**Required work**
Return only those lines of the records below in which "structured" appears.

**Task inputs**
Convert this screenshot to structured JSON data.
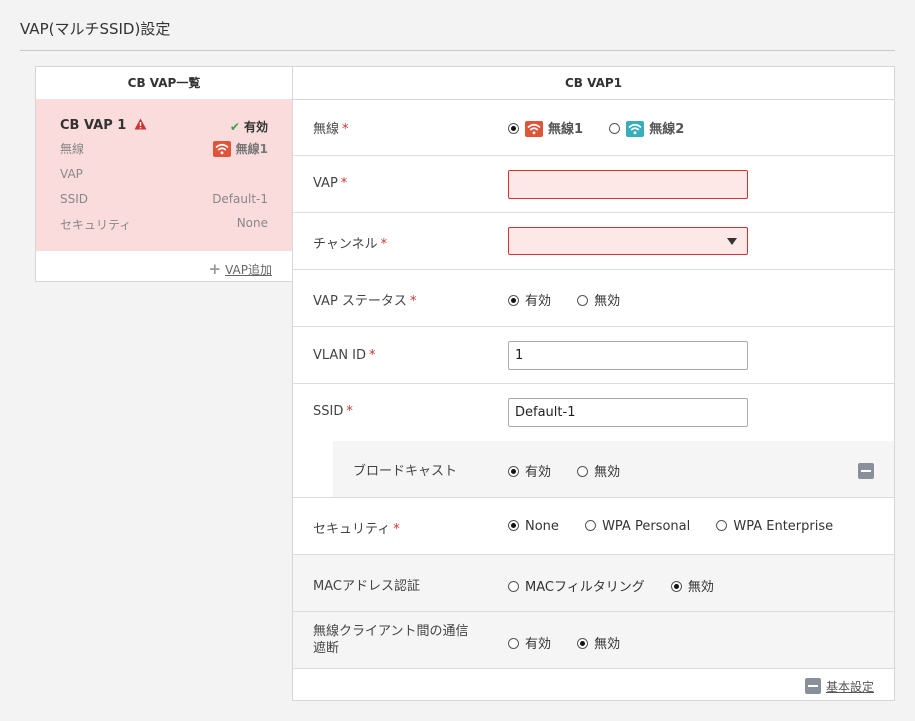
{
  "page": {
    "title": "VAP(マルチSSID)設定"
  },
  "left": {
    "header": "CB VAP一覧",
    "card": {
      "name": "CB VAP 1",
      "status": "有効",
      "rows": [
        {
          "label": "無線",
          "value": "無線1"
        },
        {
          "label": "VAP",
          "value": ""
        },
        {
          "label": "SSID",
          "value": "Default-1"
        },
        {
          "label": "セキュリティ",
          "value": "None"
        }
      ]
    },
    "add_link": "VAP追加"
  },
  "right": {
    "header": "CB VAP1",
    "radio_row": {
      "label": "無線",
      "options": [
        "無線1",
        "無線2"
      ],
      "selected": "無線1"
    },
    "vap_row": {
      "label": "VAP",
      "value": ""
    },
    "channel_row": {
      "label": "チャンネル",
      "value": ""
    },
    "status_row": {
      "label": "VAP ステータス",
      "options": [
        "有効",
        "無効"
      ],
      "selected": "有効"
    },
    "vlan_row": {
      "label": "VLAN ID",
      "value": "1"
    },
    "ssid_row": {
      "label": "SSID",
      "value": "Default-1"
    },
    "broadcast_row": {
      "label": "ブロードキャスト",
      "options": [
        "有効",
        "無効"
      ],
      "selected": "有効"
    },
    "security_row": {
      "label": "セキュリティ",
      "options": [
        "None",
        "WPA Personal",
        "WPA Enterprise"
      ],
      "selected": "None"
    },
    "mac_row": {
      "label": "MACアドレス認証",
      "options": [
        "MACフィルタリング",
        "無効"
      ],
      "selected": "無効"
    },
    "isolation_row": {
      "label_line1": "無線クライアント間の通信",
      "label_line2": "遮断",
      "options": [
        "有効",
        "無効"
      ],
      "selected": "無効"
    },
    "footer_link": "基本設定"
  },
  "colors": {
    "error": "#d23232",
    "card_bg": "#fbdcdc",
    "wifi1": "#e0553a",
    "wifi2": "#38aebd",
    "ok": "#3aa23a"
  }
}
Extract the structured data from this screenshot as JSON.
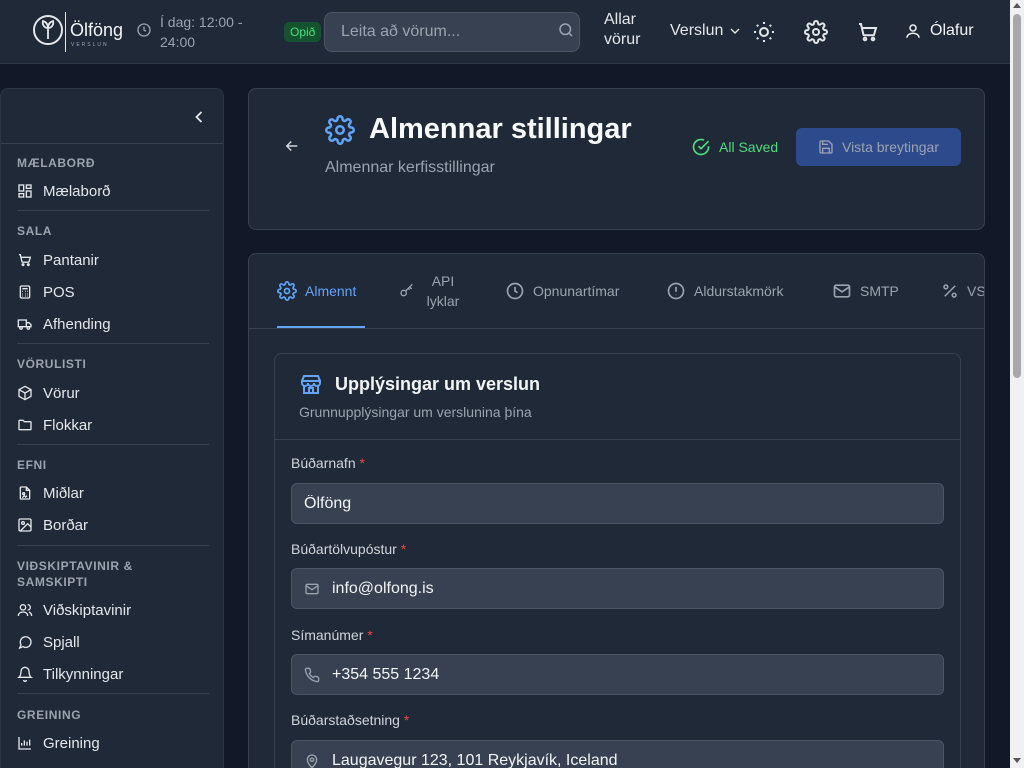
{
  "header": {
    "logo_word": "Ölföng",
    "logo_tagline": "VERSLUN",
    "hours_text": "Í dag: 12:00 - 24:00",
    "status_badge": "Opið",
    "search_placeholder": "Leita að vörum...",
    "nav_all_products": "Allar vörur",
    "nav_store": "Verslun",
    "user_name": "Ólafur"
  },
  "sidebar": {
    "sections": [
      {
        "title": "MÆLABORÐ",
        "items": [
          {
            "label": "Mælaborð",
            "icon": "dashboard-icon"
          }
        ]
      },
      {
        "title": "SALA",
        "items": [
          {
            "label": "Pantanir",
            "icon": "cart-icon"
          },
          {
            "label": "POS",
            "icon": "calculator-icon"
          },
          {
            "label": "Afhending",
            "icon": "truck-icon"
          }
        ]
      },
      {
        "title": "VÖRULISTI",
        "items": [
          {
            "label": "Vörur",
            "icon": "box-icon"
          },
          {
            "label": "Flokkar",
            "icon": "folder-icon"
          }
        ]
      },
      {
        "title": "EFNI",
        "items": [
          {
            "label": "Miðlar",
            "icon": "media-icon"
          },
          {
            "label": "Borðar",
            "icon": "image-icon"
          }
        ]
      },
      {
        "title": "VIÐSKIPTAVINIR & SAMSKIPTI",
        "items": [
          {
            "label": "Viðskiptavinir",
            "icon": "users-icon"
          },
          {
            "label": "Spjall",
            "icon": "chat-icon"
          },
          {
            "label": "Tilkynningar",
            "icon": "bell-icon"
          }
        ]
      },
      {
        "title": "GREINING",
        "items": [
          {
            "label": "Greining",
            "icon": "chart-icon"
          }
        ]
      }
    ]
  },
  "page": {
    "title": "Almennar stillingar",
    "subtitle": "Almennar kerfisstillingar",
    "saved_status": "All Saved",
    "save_button": "Vista breytingar"
  },
  "tabs": [
    {
      "label": "Almennt",
      "icon": "gear-icon",
      "active": true
    },
    {
      "label": "API lyklar",
      "icon": "key-icon",
      "active": false
    },
    {
      "label": "Opnunartímar",
      "icon": "clock-icon",
      "active": false
    },
    {
      "label": "Aldurstakmörk",
      "icon": "alert-icon",
      "active": false
    },
    {
      "label": "SMTP",
      "icon": "mail-icon",
      "active": false
    },
    {
      "label": "VSK",
      "icon": "percent-icon",
      "active": false
    }
  ],
  "store_info": {
    "title": "Upplýsingar um verslun",
    "description": "Grunnupplýsingar um verslunina þína",
    "fields": [
      {
        "label": "Búðarnafn",
        "value": "Ölföng",
        "required": "*"
      },
      {
        "label": "Búðartölvupóstur",
        "value": "info@olfong.is",
        "required": "*"
      },
      {
        "label": "Símanúmer",
        "value": "+354 555 1234",
        "required": "*"
      },
      {
        "label": "Búðarstaðsetning",
        "value": "Laugavegur 123, 101 Reykjavík, Iceland",
        "required": "*"
      }
    ]
  },
  "colors": {
    "accent": "#60a5fa",
    "success": "#4ade80",
    "required": "#ef4444",
    "background": "#111827",
    "surface": "#1f2937"
  }
}
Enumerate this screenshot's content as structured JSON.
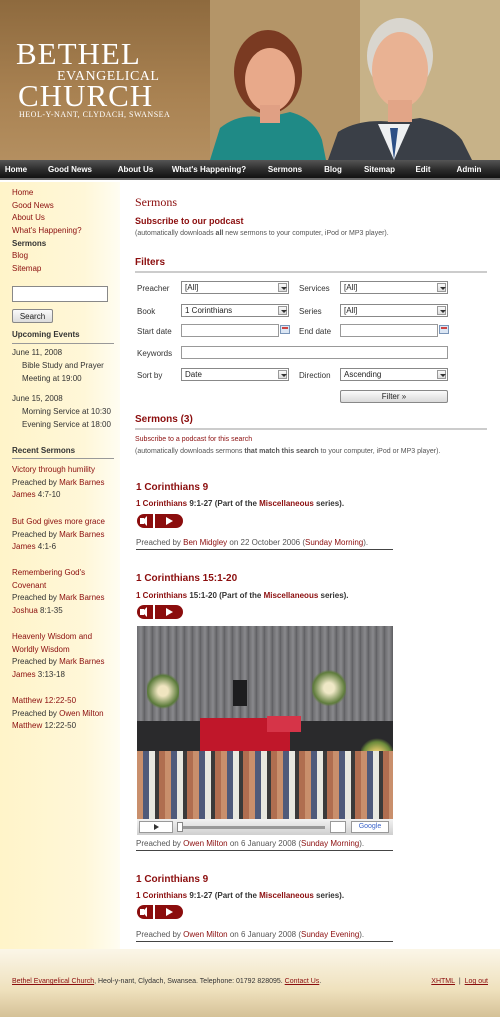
{
  "header": {
    "logo_line1": "BETHEL",
    "logo_line2": "EVANGELICAL",
    "logo_line3": "CHURCH",
    "logo_line4": "HEOL-Y-NANT, CLYDACH, SWANSEA"
  },
  "nav": [
    "Home",
    "Good News",
    "About Us",
    "What's Happening?",
    "Sermons",
    "Blog",
    "Sitemap",
    "Edit",
    "Admin"
  ],
  "sidebar": {
    "menu": [
      "Home",
      "Good News",
      "About Us",
      "What's Happening?",
      "Sermons",
      "Blog",
      "Sitemap"
    ],
    "active": "Sermons",
    "search_button": "Search",
    "upcoming_heading": "Upcoming Events",
    "events": [
      {
        "date": "June 11, 2008",
        "lines": [
          "Bible Study and Prayer",
          "Meeting at 19:00"
        ]
      },
      {
        "date": "June 15, 2008",
        "lines": [
          "Morning Service at 10:30",
          "Evening Service at 18:00"
        ]
      }
    ],
    "recent_heading": "Recent Sermons",
    "recent": [
      {
        "title": [
          "Victory through humility"
        ],
        "by_prefix": "Preached by ",
        "by": "Mark Barnes",
        "book": "James",
        "ref": " 4:7-10"
      },
      {
        "title": [
          "But God gives more grace"
        ],
        "by_prefix": "Preached by ",
        "by": "Mark Barnes",
        "book": "James",
        "ref": " 4:1-6"
      },
      {
        "title": [
          "Remembering God's",
          "Covenant"
        ],
        "by_prefix": "Preached by ",
        "by": "Mark Barnes",
        "book": "Joshua",
        "ref": " 8:1-35"
      },
      {
        "title": [
          "Heavenly Wisdom and",
          "Worldly Wisdom"
        ],
        "by_prefix": "Preached by ",
        "by": "Mark Barnes",
        "book": "James",
        "ref": " 3:13-18"
      },
      {
        "title": [
          "Matthew 12:22-50"
        ],
        "by_prefix": "Preached by ",
        "by": "Owen Milton",
        "book": "Matthew",
        "ref": " 12:22-50"
      }
    ]
  },
  "main": {
    "page_title": "Sermons",
    "podcast_heading": "Subscribe to our podcast",
    "podcast_note_pre": "(automatically downloads ",
    "podcast_note_bold": "all",
    "podcast_note_post": " new sermons to your computer, iPod or MP3 player).",
    "filters_heading": "Filters",
    "filters": {
      "preacher_label": "Preacher",
      "preacher_value": "[All]",
      "services_label": "Services",
      "services_value": "[All]",
      "book_label": "Book",
      "book_value": "1 Corinthians",
      "series_label": "Series",
      "series_value": "[All]",
      "start_label": "Start date",
      "end_label": "End date",
      "keywords_label": "Keywords",
      "sort_label": "Sort by",
      "sort_value": "Date",
      "direction_label": "Direction",
      "direction_value": "Ascending",
      "filter_button": "Filter »"
    },
    "sermons_heading": "Sermons (3)",
    "search_podcast_link": "Subscribe to a podcast for this search",
    "search_podcast_note_pre": "(automatically downloads sermons ",
    "search_podcast_note_bold": "that match this search",
    "search_podcast_note_post": " to your computer, iPod or MP3 player).",
    "sermons": [
      {
        "title": "1 Corinthians 9",
        "book": "1 Corinthians",
        "ref": " 9:1-27 (Part of the ",
        "series": "Miscellaneous",
        "series_post": " series).",
        "by_prefix": "Preached by ",
        "preacher": "Ben Midgley",
        "date": " on 22 October 2006 (",
        "service": "Sunday Morning",
        "tail": ")."
      },
      {
        "title": "1 Corinthians 15:1-20",
        "book": "1 Corinthians",
        "ref": " 15:1-20 (Part of the ",
        "series": "Miscellaneous",
        "series_post": " series).",
        "by_prefix": "Preached by ",
        "preacher": "Owen Milton",
        "date": " on 6 January 2008 (",
        "service": "Sunday Morning",
        "tail": ")."
      },
      {
        "title": "1 Corinthians 9",
        "book": "1 Corinthians",
        "ref": " 9:1-27 (Part of the ",
        "series": "Miscellaneous",
        "series_post": " series).",
        "by_prefix": "Preached by ",
        "preacher": "Owen Milton",
        "date": " on 6 January 2008 (",
        "service": "Sunday Evening",
        "tail": ")."
      }
    ],
    "video_brand": "Google"
  },
  "footer": {
    "church": "Bethel Evangelical Church",
    "address": ", Heol-y-nant, Clydach, Swansea. Telephone: 01792 828095. ",
    "contact": "Contact Us",
    "period": ".",
    "xhtml": "XHTML",
    "logout": "Log out"
  }
}
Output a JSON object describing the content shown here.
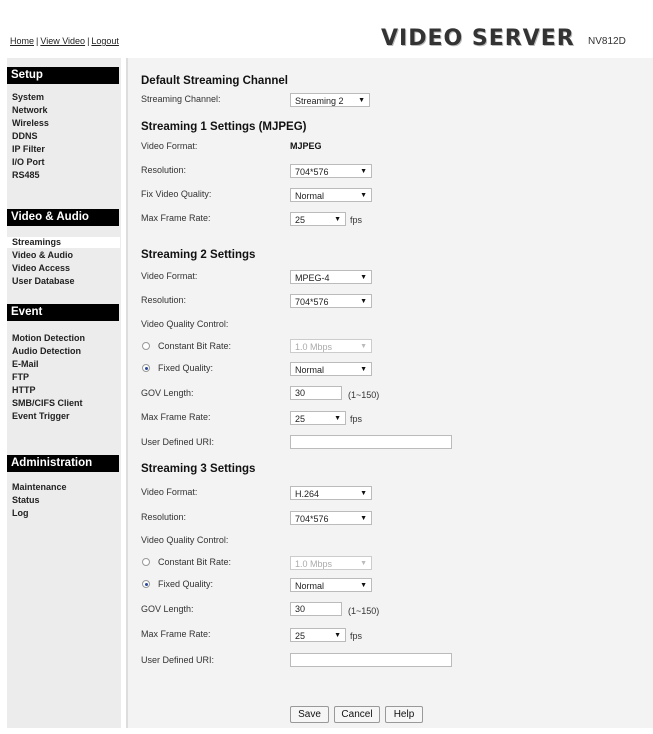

**Worked solution**
Convert this screenshot to structured JSON data.
Extract the structured data from this screenshot as JSON.
Enumerate this screenshot's content as structured JSON.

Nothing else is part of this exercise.